The second thing is there are predictable behavioral dynamics that can either propel or derail a project team. And a project manager can proactively anticipate these to really create the optimal conditions for success.
And then the third piece of my premise is that traditional methodology and process alone is no longer going to get us there, that we really have to embrace this dual approach of hard skills and soft skills in order to evolve our craft.
Cornelius Fichtner: Why did you write about all of these?
Pam Stanton: Well again, I wrote about it because of my passion and because of the success that I’ve had in applying these principles and certainly learning them along the way, 20 years of bumps and bruises. And so I really wanted to share my experiences and join this growing community of conversation about how now we evolve from our base of hard skills into embracing soft skills and really what does that mean because it’s not a simple topic.

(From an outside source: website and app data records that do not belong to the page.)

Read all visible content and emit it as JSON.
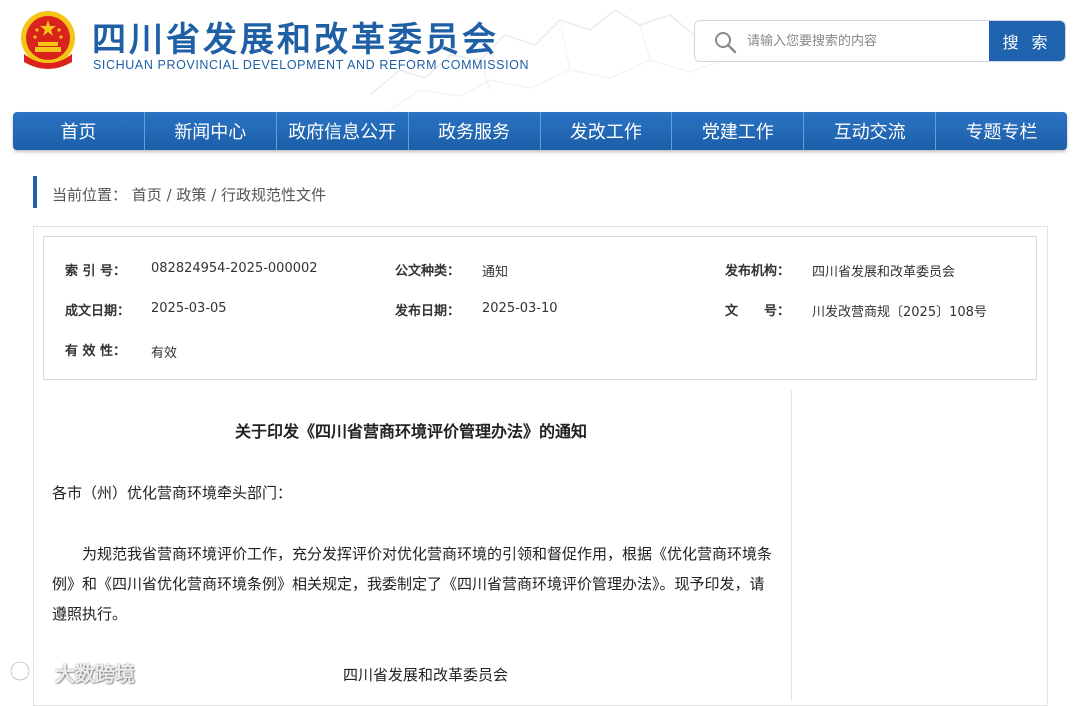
{
  "header": {
    "title_cn": "四川省发展和改革委员会",
    "title_en": "SICHUAN PROVINCIAL DEVELOPMENT AND REFORM COMMISSION"
  },
  "search": {
    "placeholder": "请输入您要搜索的内容",
    "button_label": "搜 索"
  },
  "nav": {
    "items": [
      "首页",
      "新闻中心",
      "政府信息公开",
      "政务服务",
      "发改工作",
      "党建工作",
      "互动交流",
      "专题专栏"
    ]
  },
  "breadcrumb": {
    "prefix": "当前位置：",
    "items": [
      "首页",
      "政策",
      "行政规范性文件"
    ],
    "separator": " / "
  },
  "meta": {
    "index_label": "索 引 号：",
    "index_value": "082824954-2025-000002",
    "category_label": "公文种类：",
    "category_value": "通知",
    "issuer_label": "发布机构：",
    "issuer_value": "四川省发展和改革委员会",
    "created_label": "成文日期：",
    "created_value": "2025-03-05",
    "published_label": "发布日期：",
    "published_value": "2025-03-10",
    "docno_label": "文　　号：",
    "docno_value": "川发改营商规〔2025〕108号",
    "validity_label": "有 效 性：",
    "validity_value": "有效"
  },
  "document": {
    "title": "关于印发《四川省营商环境评价管理办法》的通知",
    "salutation": "各市（州）优化营商环境牵头部门：",
    "paragraph": "为规范我省营商环境评价工作，充分发挥评价对优化营商环境的引领和督促作用，根据《优化营商环境条例》和《四川省优化营商环境条例》相关规定，我委制定了《四川省营商环境评价管理办法》。现予印发，请遵照执行。",
    "signature": "四川省发展和改革委员会"
  },
  "watermark": {
    "text": "大数跨境"
  },
  "colors": {
    "brand_blue": "#1f62ad",
    "nav_blue": "#2a74c4",
    "emblem_red": "#d9231c",
    "emblem_gold": "#f5c518"
  }
}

Cornelius Fichtner: Alright! So here’s a question that’s completely out in the left field and that’s going to surprise many people: What does all of these have to do with the sport of curling?
Pam Stanton: I love that question! The sport of curling is the analogy that I’ve always used to describe my view of the role of a project manager. Thankfully, the recent Olympics have made it easier for people to embrace my analogy. I no longer have to explain in such a detail what the sport is.
But you know, there’s one person who throws the stone toward the target on the ice and then there’s two others who skate in front of the stone and they sweep the ice and they alter the conditions and they keep looking at the target and they enable the stone to reach the target. And as far as I am concerned, that’s me. That was always my role. I’m a sweeper. I’m out in front of the stone. I’m out in front of the team looking at the target, looking where the stone is going, look at what might be blocking it and altering those ice conditions so that the team ultimately can stay along to the target.
Cornelius Fichtner: So what’s the benefit of the project whisperer approach?